by Stephen Taglieri, KwF Conservation Research Intern
More and more, drones are becoming a normal part of our future. “When we first introduced the integration of computer science with aerospace engineering to create self aware drones it seemed like an alien concept, but over the last couple of years A.I. has advanced exponentially while drone development has expanded to many conservation studies,” says Princess Aliyah Pandolfi, Executive Director of Kashmir World Foundation (KwF).
These flying robots aid workers with daily tasks, and innovation keeps pushing technology in a direction to further help. However, drones don’t always have to help people, drones can also be used to safeguard wildlife. Conservationists are chronically underfunded and understaffed, so the use of drones can give much-needed assistance. This is especially true with sea turtle conservation.
Kashmir World Foundation (KwF) was able to introduce Pronatura, Mexico’s largest environmental conservation group, to the perks of using drones to protect turtles.
Pandolfi created the Fly for Conservation workshop to educate researchers and biologists on the value of custom drones embedded with A.I. on the Edge. In 2018, Marista University of Mérida hosted the Fly for Conservation workshop with KwF staff teaching environmentalists on the Yucatan Peninsula how to build, program, and operate drones to survey sea turtles efficiently.
With aerial visuals, the team released 32 sea turtle hatchlings at a beach in Celestun, Mexico and ended the successful evening with a group picture to document their victory.

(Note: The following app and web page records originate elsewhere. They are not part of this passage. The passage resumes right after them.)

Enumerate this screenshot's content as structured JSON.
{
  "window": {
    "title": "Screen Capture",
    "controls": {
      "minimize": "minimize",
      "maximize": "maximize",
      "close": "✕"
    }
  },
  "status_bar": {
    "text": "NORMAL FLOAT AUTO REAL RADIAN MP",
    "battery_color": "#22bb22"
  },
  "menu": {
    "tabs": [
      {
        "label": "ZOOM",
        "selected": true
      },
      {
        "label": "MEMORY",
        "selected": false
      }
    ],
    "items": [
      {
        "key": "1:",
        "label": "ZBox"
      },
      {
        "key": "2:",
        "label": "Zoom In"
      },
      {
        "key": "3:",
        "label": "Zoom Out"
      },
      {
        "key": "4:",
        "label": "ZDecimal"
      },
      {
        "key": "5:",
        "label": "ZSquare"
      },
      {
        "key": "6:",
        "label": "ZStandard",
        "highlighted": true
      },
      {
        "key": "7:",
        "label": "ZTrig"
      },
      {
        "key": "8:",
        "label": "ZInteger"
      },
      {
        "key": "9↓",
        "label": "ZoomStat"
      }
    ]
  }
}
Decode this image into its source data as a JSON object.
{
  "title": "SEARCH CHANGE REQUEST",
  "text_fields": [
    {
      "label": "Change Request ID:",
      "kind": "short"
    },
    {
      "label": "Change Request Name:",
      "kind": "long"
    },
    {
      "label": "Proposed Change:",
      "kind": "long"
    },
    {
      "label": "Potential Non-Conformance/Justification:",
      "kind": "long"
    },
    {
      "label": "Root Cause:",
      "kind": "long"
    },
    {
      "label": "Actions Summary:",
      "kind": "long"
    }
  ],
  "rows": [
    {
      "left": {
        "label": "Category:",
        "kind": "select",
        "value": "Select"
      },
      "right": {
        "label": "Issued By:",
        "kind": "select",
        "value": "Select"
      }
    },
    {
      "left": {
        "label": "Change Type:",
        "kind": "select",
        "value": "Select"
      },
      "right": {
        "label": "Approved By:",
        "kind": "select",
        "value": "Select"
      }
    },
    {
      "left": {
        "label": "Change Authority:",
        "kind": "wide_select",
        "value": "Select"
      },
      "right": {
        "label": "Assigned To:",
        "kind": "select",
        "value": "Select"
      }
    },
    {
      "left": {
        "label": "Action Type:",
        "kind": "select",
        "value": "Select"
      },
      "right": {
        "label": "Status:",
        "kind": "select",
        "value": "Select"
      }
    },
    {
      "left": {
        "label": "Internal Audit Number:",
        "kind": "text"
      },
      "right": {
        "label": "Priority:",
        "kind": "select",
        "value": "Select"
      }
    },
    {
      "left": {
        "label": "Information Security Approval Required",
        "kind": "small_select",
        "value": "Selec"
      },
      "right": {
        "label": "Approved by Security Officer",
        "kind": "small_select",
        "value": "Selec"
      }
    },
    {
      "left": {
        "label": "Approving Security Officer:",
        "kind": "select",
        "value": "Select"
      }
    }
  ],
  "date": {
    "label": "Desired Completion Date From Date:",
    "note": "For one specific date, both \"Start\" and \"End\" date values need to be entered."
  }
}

Sea turtle conservation is usually time-consuming and energy-intensive; drones, and the innovative ways to use them, take pressure off experts so they can spend more time-saving species.
Dr. Melania López-Castro is a conse